» **Activity**
Bring together every line in the data that includes "coin".

[Records from a data collection]
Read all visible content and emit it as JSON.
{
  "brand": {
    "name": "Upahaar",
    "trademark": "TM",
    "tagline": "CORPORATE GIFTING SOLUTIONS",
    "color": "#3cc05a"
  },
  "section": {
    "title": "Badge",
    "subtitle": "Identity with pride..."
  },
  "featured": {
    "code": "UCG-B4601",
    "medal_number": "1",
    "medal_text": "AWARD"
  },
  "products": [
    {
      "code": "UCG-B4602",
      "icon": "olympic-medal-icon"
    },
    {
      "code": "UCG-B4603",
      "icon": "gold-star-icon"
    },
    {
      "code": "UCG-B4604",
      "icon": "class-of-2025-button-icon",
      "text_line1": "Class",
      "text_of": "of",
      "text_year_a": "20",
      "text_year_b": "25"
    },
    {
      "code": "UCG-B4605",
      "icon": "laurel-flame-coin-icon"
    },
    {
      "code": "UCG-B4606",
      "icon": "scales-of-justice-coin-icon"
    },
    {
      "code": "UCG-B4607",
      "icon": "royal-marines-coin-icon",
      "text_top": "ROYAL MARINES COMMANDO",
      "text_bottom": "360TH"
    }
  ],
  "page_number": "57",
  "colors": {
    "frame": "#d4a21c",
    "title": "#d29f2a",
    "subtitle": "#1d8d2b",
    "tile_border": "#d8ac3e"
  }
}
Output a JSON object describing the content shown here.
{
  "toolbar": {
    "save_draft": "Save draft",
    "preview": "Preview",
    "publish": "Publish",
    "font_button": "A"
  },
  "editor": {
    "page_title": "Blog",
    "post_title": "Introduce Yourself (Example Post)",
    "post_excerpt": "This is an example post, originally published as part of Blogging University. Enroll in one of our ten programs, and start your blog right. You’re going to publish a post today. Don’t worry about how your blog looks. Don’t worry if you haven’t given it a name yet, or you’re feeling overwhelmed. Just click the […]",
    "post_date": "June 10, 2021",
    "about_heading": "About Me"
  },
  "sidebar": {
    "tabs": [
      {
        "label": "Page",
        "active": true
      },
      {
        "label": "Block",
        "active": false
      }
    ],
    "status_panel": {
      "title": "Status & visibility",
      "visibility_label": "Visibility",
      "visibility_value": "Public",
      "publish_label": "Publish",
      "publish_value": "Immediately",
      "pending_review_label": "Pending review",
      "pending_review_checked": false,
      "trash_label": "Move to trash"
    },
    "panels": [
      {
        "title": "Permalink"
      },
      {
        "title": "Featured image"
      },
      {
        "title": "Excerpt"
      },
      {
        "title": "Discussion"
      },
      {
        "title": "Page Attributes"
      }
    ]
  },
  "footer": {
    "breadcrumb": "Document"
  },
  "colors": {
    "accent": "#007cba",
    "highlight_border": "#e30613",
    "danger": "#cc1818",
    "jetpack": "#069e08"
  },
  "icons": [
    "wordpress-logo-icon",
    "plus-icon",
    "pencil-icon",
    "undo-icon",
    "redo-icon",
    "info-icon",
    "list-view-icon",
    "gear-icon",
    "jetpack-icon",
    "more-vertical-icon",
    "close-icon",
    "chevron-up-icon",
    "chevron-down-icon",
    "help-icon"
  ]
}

» **Result of the task**
      "icon": "laurel-flame-coin-icon"
      "icon": "scales-of-justice-coin-icon"
      "icon": "royal-marines-coin-icon",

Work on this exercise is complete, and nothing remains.